-- Given entries follows --
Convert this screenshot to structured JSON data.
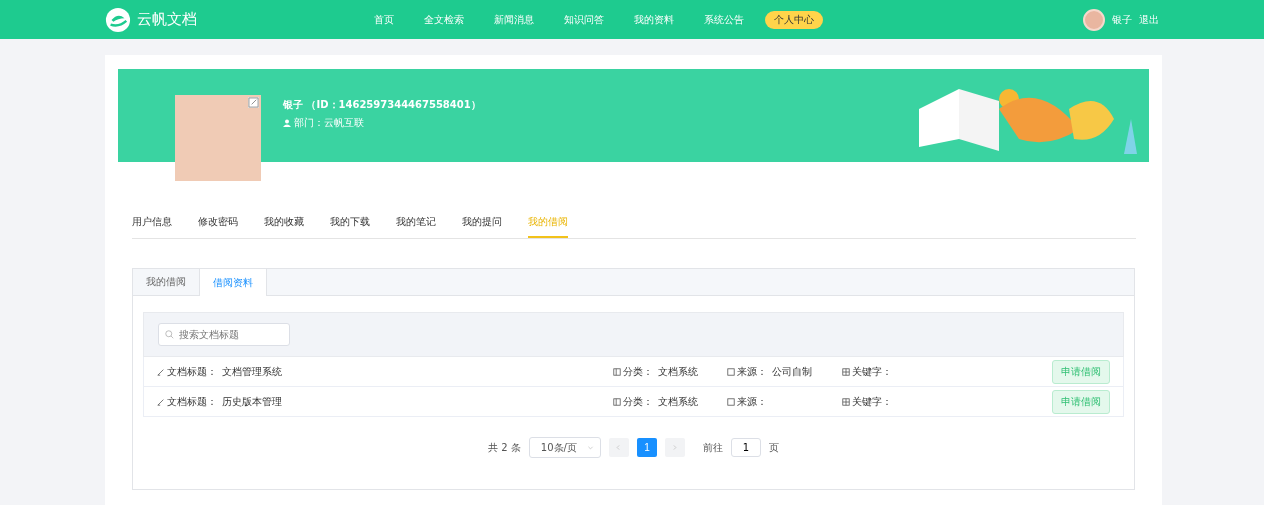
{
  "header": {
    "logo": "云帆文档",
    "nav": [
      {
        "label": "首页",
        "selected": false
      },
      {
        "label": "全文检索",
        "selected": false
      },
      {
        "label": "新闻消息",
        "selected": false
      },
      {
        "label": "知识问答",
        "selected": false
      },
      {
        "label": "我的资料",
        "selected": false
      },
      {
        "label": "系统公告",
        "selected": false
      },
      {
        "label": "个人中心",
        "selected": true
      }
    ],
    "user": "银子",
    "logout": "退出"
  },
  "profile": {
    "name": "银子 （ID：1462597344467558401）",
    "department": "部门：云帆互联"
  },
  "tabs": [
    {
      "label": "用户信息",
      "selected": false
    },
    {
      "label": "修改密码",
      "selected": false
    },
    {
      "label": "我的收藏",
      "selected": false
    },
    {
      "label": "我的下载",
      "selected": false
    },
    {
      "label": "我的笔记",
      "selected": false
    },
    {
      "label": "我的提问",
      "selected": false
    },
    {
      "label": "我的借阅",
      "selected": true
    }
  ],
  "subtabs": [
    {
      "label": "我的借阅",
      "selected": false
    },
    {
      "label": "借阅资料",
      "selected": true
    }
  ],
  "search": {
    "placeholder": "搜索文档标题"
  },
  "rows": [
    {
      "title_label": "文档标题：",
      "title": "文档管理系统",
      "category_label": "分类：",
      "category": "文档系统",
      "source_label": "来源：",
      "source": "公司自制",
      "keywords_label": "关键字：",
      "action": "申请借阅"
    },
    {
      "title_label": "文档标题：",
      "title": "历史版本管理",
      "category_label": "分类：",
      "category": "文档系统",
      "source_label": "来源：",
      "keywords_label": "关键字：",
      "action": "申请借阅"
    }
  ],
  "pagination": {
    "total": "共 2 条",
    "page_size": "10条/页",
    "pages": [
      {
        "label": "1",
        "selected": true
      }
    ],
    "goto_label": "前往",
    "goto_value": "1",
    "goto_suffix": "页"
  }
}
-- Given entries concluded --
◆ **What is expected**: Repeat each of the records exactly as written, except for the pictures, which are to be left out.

◆ **Exercise output**:
Convert this screenshot to structured JSON data.
{
  "header": {
    "logo": "云帆文档",
    "nav": [
      {
        "label": "首页",
        "selected": false
      },
      {
        "label": "全文检索",
        "selected": false
      },
      {
        "label": "新闻消息",
        "selected": false
      },
      {
        "label": "知识问答",
        "selected": false
      },
      {
        "label": "我的资料",
        "selected": false
      },
      {
        "label": "系统公告",
        "selected": false
      },
      {
        "label": "个人中心",
        "selected": true
      }
    ],
    "user": "银子",
    "logout": "退出"
  },
  "profile": {
    "name": "银子 （ID：1462597344467558401）",
    "department": "部门：云帆互联"
  },
  "tabs": [
    {
      "label": "用户信息",
      "selected": false
    },
    {
      "label": "修改密码",
      "selected": false
    },
    {
      "label": "我的收藏",
      "selected": false
    },
    {
      "label": "我的下载",
      "selected": false
    },
    {
      "label": "我的笔记",
      "selected": false
    },
    {
      "label": "我的提问",
      "selected": false
    },
    {
      "label": "我的借阅",
      "selected": true
    }
  ],
  "subtabs": [
    {
      "label": "我的借阅",
      "selected": false
    },
    {
      "label": "借阅资料",
      "selected": true
    }
  ],
  "search": {
    "placeholder": "搜索文档标题"
  },
  "rows": [
    {
      "title_label": "文档标题：",
      "title": "文档管理系统",
      "category_label": "分类：",
      "category": "文档系统",
      "source_label": "来源：",
      "source": "公司自制",
      "keywords_label": "关键字：",
      "action": "申请借阅"
    },
    {
      "title_label": "文档标题：",
      "title": "历史版本管理",
      "category_label": "分类：",
      "category": "文档系统",
      "source_label": "来源：",
      "keywords_label": "关键字：",
      "action": "申请借阅"
    }
  ],
  "pagination": {
    "total": "共 2 条",
    "page_size": "10条/页",
    "pages": [
      {
        "label": "1",
        "selected": true
      }
    ],
    "goto_label": "前往",
    "goto_value": "1",
    "goto_suffix": "页"
  }
}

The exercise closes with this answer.